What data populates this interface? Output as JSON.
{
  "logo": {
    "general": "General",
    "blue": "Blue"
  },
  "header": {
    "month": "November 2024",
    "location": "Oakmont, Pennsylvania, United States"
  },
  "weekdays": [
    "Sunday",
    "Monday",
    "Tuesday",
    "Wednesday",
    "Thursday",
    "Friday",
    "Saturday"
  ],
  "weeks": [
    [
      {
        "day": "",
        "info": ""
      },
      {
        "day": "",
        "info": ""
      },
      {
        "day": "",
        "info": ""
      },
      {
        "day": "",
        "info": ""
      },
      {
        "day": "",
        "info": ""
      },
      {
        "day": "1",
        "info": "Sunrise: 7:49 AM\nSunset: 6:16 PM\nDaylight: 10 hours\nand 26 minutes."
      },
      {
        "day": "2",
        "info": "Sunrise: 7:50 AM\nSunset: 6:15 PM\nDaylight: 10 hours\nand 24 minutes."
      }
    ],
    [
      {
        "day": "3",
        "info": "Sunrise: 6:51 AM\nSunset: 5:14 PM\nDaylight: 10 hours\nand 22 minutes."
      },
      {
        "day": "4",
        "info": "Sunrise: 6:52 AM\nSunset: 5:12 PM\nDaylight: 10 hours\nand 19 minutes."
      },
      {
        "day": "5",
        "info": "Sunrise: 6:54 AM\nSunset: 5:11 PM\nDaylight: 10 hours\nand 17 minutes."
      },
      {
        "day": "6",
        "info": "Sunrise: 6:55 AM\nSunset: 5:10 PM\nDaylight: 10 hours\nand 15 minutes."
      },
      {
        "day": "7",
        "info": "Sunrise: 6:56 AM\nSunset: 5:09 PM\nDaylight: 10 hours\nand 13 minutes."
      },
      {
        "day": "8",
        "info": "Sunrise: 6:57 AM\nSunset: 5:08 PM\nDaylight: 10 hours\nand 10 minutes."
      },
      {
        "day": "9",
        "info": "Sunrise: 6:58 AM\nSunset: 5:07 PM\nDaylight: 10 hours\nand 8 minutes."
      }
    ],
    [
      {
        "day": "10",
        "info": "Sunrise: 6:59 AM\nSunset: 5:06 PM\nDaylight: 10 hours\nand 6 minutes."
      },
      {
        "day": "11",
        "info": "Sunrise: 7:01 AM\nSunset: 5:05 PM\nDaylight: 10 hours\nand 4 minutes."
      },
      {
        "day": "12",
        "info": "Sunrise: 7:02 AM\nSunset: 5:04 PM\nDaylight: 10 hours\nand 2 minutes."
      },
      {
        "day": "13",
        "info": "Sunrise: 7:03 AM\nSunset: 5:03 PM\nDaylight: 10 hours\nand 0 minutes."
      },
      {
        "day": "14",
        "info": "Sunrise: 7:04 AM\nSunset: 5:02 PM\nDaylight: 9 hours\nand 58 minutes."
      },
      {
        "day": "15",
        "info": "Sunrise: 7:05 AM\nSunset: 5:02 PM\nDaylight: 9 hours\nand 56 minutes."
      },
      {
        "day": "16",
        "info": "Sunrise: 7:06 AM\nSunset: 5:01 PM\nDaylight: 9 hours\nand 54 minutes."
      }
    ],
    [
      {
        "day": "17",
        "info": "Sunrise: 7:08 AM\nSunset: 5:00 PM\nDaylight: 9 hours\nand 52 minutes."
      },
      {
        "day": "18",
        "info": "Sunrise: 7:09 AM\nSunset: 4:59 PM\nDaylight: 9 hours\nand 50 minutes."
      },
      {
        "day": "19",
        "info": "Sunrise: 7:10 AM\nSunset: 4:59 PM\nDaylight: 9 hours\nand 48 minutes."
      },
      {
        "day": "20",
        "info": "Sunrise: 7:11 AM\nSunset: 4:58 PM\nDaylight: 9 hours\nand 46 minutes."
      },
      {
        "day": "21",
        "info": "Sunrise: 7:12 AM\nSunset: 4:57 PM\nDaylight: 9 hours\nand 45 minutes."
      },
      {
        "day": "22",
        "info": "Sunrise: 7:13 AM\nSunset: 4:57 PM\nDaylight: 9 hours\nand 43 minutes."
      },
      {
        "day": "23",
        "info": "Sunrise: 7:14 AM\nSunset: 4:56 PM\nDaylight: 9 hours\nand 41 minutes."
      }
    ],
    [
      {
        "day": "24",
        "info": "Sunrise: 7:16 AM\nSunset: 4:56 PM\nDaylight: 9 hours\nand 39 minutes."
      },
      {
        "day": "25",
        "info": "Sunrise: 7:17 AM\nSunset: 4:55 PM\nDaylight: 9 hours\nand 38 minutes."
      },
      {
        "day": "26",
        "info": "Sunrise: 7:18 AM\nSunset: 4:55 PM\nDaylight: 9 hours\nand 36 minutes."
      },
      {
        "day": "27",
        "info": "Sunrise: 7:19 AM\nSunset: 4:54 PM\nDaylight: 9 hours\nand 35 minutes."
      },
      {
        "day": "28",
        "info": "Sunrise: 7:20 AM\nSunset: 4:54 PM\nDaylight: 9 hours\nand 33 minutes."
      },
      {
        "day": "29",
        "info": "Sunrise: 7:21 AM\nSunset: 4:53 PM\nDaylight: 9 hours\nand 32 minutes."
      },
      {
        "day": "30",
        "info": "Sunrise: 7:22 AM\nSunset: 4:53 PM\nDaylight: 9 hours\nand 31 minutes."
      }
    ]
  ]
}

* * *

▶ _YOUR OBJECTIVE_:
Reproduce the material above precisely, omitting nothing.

▶ _RESPONSE TO THE EXERCISE_:
What data populates this interface? Output as JSON.
{
  "logo": {
    "general": "General",
    "blue": "Blue"
  },
  "header": {
    "month": "November 2024",
    "location": "Oakmont, Pennsylvania, United States"
  },
  "weekdays": [
    "Sunday",
    "Monday",
    "Tuesday",
    "Wednesday",
    "Thursday",
    "Friday",
    "Saturday"
  ],
  "weeks": [
    [
      {
        "day": "",
        "info": ""
      },
      {
        "day": "",
        "info": ""
      },
      {
        "day": "",
        "info": ""
      },
      {
        "day": "",
        "info": ""
      },
      {
        "day": "",
        "info": ""
      },
      {
        "day": "1",
        "info": "Sunrise: 7:49 AM\nSunset: 6:16 PM\nDaylight: 10 hours\nand 26 minutes."
      },
      {
        "day": "2",
        "info": "Sunrise: 7:50 AM\nSunset: 6:15 PM\nDaylight: 10 hours\nand 24 minutes."
      }
    ],
    [
      {
        "day": "3",
        "info": "Sunrise: 6:51 AM\nSunset: 5:14 PM\nDaylight: 10 hours\nand 22 minutes."
      },
      {
        "day": "4",
        "info": "Sunrise: 6:52 AM\nSunset: 5:12 PM\nDaylight: 10 hours\nand 19 minutes."
      },
      {
        "day": "5",
        "info": "Sunrise: 6:54 AM\nSunset: 5:11 PM\nDaylight: 10 hours\nand 17 minutes."
      },
      {
        "day": "6",
        "info": "Sunrise: 6:55 AM\nSunset: 5:10 PM\nDaylight: 10 hours\nand 15 minutes."
      },
      {
        "day": "7",
        "info": "Sunrise: 6:56 AM\nSunset: 5:09 PM\nDaylight: 10 hours\nand 13 minutes."
      },
      {
        "day": "8",
        "info": "Sunrise: 6:57 AM\nSunset: 5:08 PM\nDaylight: 10 hours\nand 10 minutes."
      },
      {
        "day": "9",
        "info": "Sunrise: 6:58 AM\nSunset: 5:07 PM\nDaylight: 10 hours\nand 8 minutes."
      }
    ],
    [
      {
        "day": "10",
        "info": "Sunrise: 6:59 AM\nSunset: 5:06 PM\nDaylight: 10 hours\nand 6 minutes."
      },
      {
        "day": "11",
        "info": "Sunrise: 7:01 AM\nSunset: 5:05 PM\nDaylight: 10 hours\nand 4 minutes."
      },
      {
        "day": "12",
        "info": "Sunrise: 7:02 AM\nSunset: 5:04 PM\nDaylight: 10 hours\nand 2 minutes."
      },
      {
        "day": "13",
        "info": "Sunrise: 7:03 AM\nSunset: 5:03 PM\nDaylight: 10 hours\nand 0 minutes."
      },
      {
        "day": "14",
        "info": "Sunrise: 7:04 AM\nSunset: 5:02 PM\nDaylight: 9 hours\nand 58 minutes."
      },
      {
        "day": "15",
        "info": "Sunrise: 7:05 AM\nSunset: 5:02 PM\nDaylight: 9 hours\nand 56 minutes."
      },
      {
        "day": "16",
        "info": "Sunrise: 7:06 AM\nSunset: 5:01 PM\nDaylight: 9 hours\nand 54 minutes."
      }
    ],
    [
      {
        "day": "17",
        "info": "Sunrise: 7:08 AM\nSunset: 5:00 PM\nDaylight: 9 hours\nand 52 minutes."
      },
      {
        "day": "18",
        "info": "Sunrise: 7:09 AM\nSunset: 4:59 PM\nDaylight: 9 hours\nand 50 minutes."
      },
      {
        "day": "19",
        "info": "Sunrise: 7:10 AM\nSunset: 4:59 PM\nDaylight: 9 hours\nand 48 minutes."
      },
      {
        "day": "20",
        "info": "Sunrise: 7:11 AM\nSunset: 4:58 PM\nDaylight: 9 hours\nand 46 minutes."
      },
      {
        "day": "21",
        "info": "Sunrise: 7:12 AM\nSunset: 4:57 PM\nDaylight: 9 hours\nand 45 minutes."
      },
      {
        "day": "22",
        "info": "Sunrise: 7:13 AM\nSunset: 4:57 PM\nDaylight: 9 hours\nand 43 minutes."
      },
      {
        "day": "23",
        "info": "Sunrise: 7:14 AM\nSunset: 4:56 PM\nDaylight: 9 hours\nand 41 minutes."
      }
    ],
    [
      {
        "day": "24",
        "info": "Sunrise: 7:16 AM\nSunset: 4:56 PM\nDaylight: 9 hours\nand 39 minutes."
      },
      {
        "day": "25",
        "info": "Sunrise: 7:17 AM\nSunset: 4:55 PM\nDaylight: 9 hours\nand 38 minutes."
      },
      {
        "day": "26",
        "info": "Sunrise: 7:18 AM\nSunset: 4:55 PM\nDaylight: 9 hours\nand 36 minutes."
      },
      {
        "day": "27",
        "info": "Sunrise: 7:19 AM\nSunset: 4:54 PM\nDaylight: 9 hours\nand 35 minutes."
      },
      {
        "day": "28",
        "info": "Sunrise: 7:20 AM\nSunset: 4:54 PM\nDaylight: 9 hours\nand 33 minutes."
      },
      {
        "day": "29",
        "info": "Sunrise: 7:21 AM\nSunset: 4:53 PM\nDaylight: 9 hours\nand 32 minutes."
      },
      {
        "day": "30",
        "info": "Sunrise: 7:22 AM\nSunset: 4:53 PM\nDaylight: 9 hours\nand 31 minutes."
      }
    ]
  ]
}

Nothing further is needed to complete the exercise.